If I think about any of the possessions I acquired since I’m in New Zealand, none of them has been purchased on a whim.
First of all, I don’t have a stable income now, which is enough to prevent me from impulse-buying anything without mulling it over for weeks first.
Secondly, shopping in new Zealand is lame anyway. I simply don’t like any of the shops here (all three of them). All the chains like Glassons or Factorie, not to mention the infamous Warehouse, sell cheap, poorly made, unethical clothing I don’t want to have anything to do with. There is no such thing as Boots. Makeup is ridiculously expensive. Top Shop landed in Wellington and closed down in the space of less than a year. The first H&M in New Zealand is opening in EIGHTEEN DAYS OMG and although I will admit I am annoyingly excited about that I am also prepared for it to evaporate as swiftly as it appeared as soon as people realise how overpriced it’s going to be #livingonanisland

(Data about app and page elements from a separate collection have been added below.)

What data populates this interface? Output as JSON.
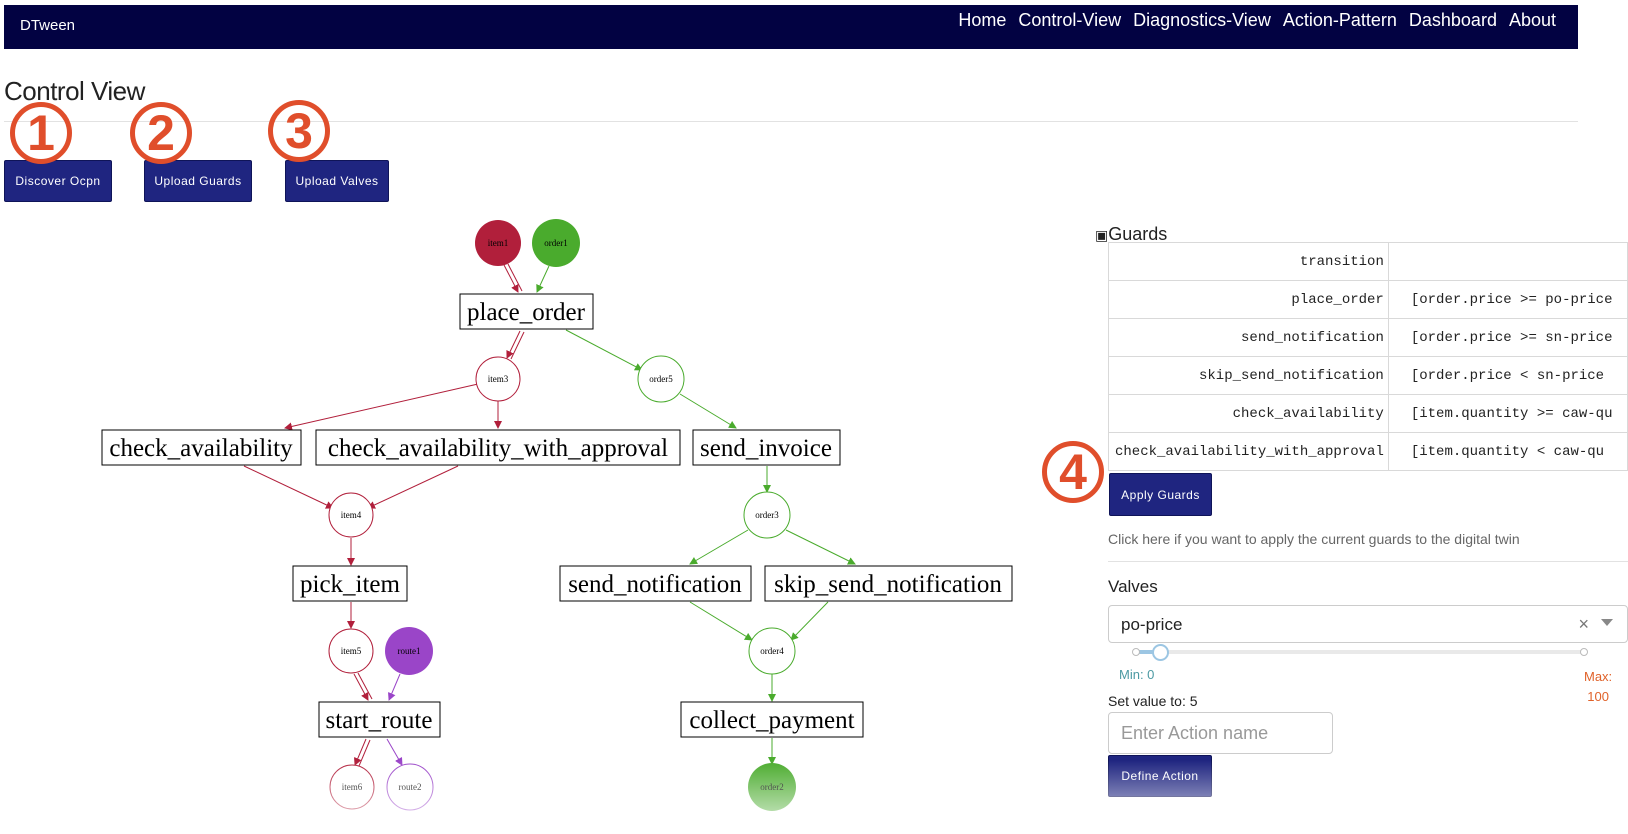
{
  "app": {
    "brand": "DTween",
    "nav": [
      "Home",
      "Control-View",
      "Diagnostics-View",
      "Action-Pattern",
      "Dashboard",
      "About"
    ]
  },
  "page": {
    "title": "Control View"
  },
  "toolbar": {
    "discover_label": "Discover Ocpn",
    "upload_guards_label": "Upload Guards",
    "upload_valves_label": "Upload Valves"
  },
  "callouts": [
    "1",
    "2",
    "3",
    "4"
  ],
  "graph": {
    "places": [
      "item1",
      "order1",
      "item3",
      "order5",
      "item4",
      "order3",
      "item5",
      "route1",
      "order4",
      "item6",
      "route2",
      "order2"
    ],
    "transitions": [
      "place_order",
      "check_availability",
      "check_availability_with_approval",
      "send_invoice",
      "pick_item",
      "send_notification",
      "skip_send_notification",
      "start_route",
      "collect_payment"
    ],
    "colors": {
      "item": "#b11f3b",
      "order": "#4aab2d",
      "route": "#9a45c8"
    }
  },
  "guards": {
    "title": "Guards",
    "header": [
      "transition",
      ""
    ],
    "rows": [
      {
        "transition": "place_order",
        "guard": "[order.price >= po-price"
      },
      {
        "transition": "send_notification",
        "guard": "[order.price >= sn-price"
      },
      {
        "transition": "skip_send_notification",
        "guard": "[order.price < sn-price"
      },
      {
        "transition": "check_availability",
        "guard": "[item.quantity >= caw-qu"
      },
      {
        "transition": "check_availability_with_approval",
        "guard": "[item.quantity < caw-qu"
      }
    ],
    "apply_label": "Apply Guards",
    "apply_hint": "Click here if you want to apply the current guards to the digital twin"
  },
  "valves": {
    "label": "Valves",
    "selected": "po-price",
    "clear_icon": "×",
    "min_label": "Min: 0",
    "max_label": "Max:",
    "max_value": "100",
    "slider_fraction": 0.05,
    "set_value_label": "Set value to: 5",
    "action_placeholder": "Enter Action name",
    "define_label": "Define Action"
  }
}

In my journal entries, I was well aware of my problem with consumerism, and expressed my trepidation of being about to move away from temptations. However, now that I’m here, I’ve experienced something strange. I remember, during my first months in New Zealand, being extremely annoyed by the lack of things. Even in Auckland, the biggest city in the country, I was disappointed with the absence of theatres and museums and shops. I mean, they were there, but they weren’t cool. They were nothing like London. And in spite of me thinking I was ready for this, once in New Zealand I found out that I really wasn’t.
I missed buying things. I missed cool shops like Whole Foods, Ikea, Waterstones and R.E.I. (I’ve been to the States a bunch of times). And those that did make it to New Zealand, like Lush or Lululemon, were so overpriced they brought tears to my eyes.

Fast-forward to now. I’ve been living in New Zealand for over a year. I’ve travelled for a few months, lived in a van, carried all my possessions in a backpack. I got very much into ethical living, Zero Waste, conscious consumerism. I gradually stopped being drawn towards what I would once consider temptations. When I walk down the main street in Welly and I pass shops and boutiques, all I see is useless stuff I don’t even want.
Back in London I would observe people’s outfits and wonder where I could get those clothes and wished I could look like that. Now I can’t help but notice that everybody’s wearing the same Katmandu raincoat and the same Adidas Stan Smiths and all I can think about is how I don’t want to conform to this sad homogeneity or to contribute to a fashion industry that promotes child labour and global warming.
As a result, I have become very frugal. I have bought things, but not without carefully considering if I actually wanted them and where they came from. I pretty much only shop second hand. I haven’t bought a single piece of makeup since I’m here.

And I freaking love it.

I’m pretty sure the initial phase of desperately wanting to buy and consume stuff was a reaction to finding myself in a completely different scenario that I wasn’t ready for, actually realising how freaking far away New Zealand is from everything else, and missing London a lot.
But I got over it, and now I really enjoy living simply. I don’t mind not having fancy kitchenware or house decorations. I’m happy that I can fit all my clothes in the wardrobe without the need for extra storage. Going out to eat has become a treat. I only pay to go to the cinema for films that I really want to see. I check out books from the library instead of buying them (although I have to admit I haven’t completely adjusted to this last one just yet). I still want a stable income but I want it because so I can put money in the saving to go travelling, not because I want to splurge on things I don’t really need.

I’m not saying I completely detached myself from the world of consumerism (a separate post on this is coming soon), but living away from temptations has definitely taught me that you don’t need a lot of stuff in your life, and that a lot of the things you want are probably not things you need. And if I personally surround myself with things I don’t need, I’ll probably end up getting rid of them anyway, so why purchasing them in the first place?

(Having said all this, I also have a list of things I want to buy when I’m in Europe over Christmas. But they are all things I really want and need. But this is a whole other story.)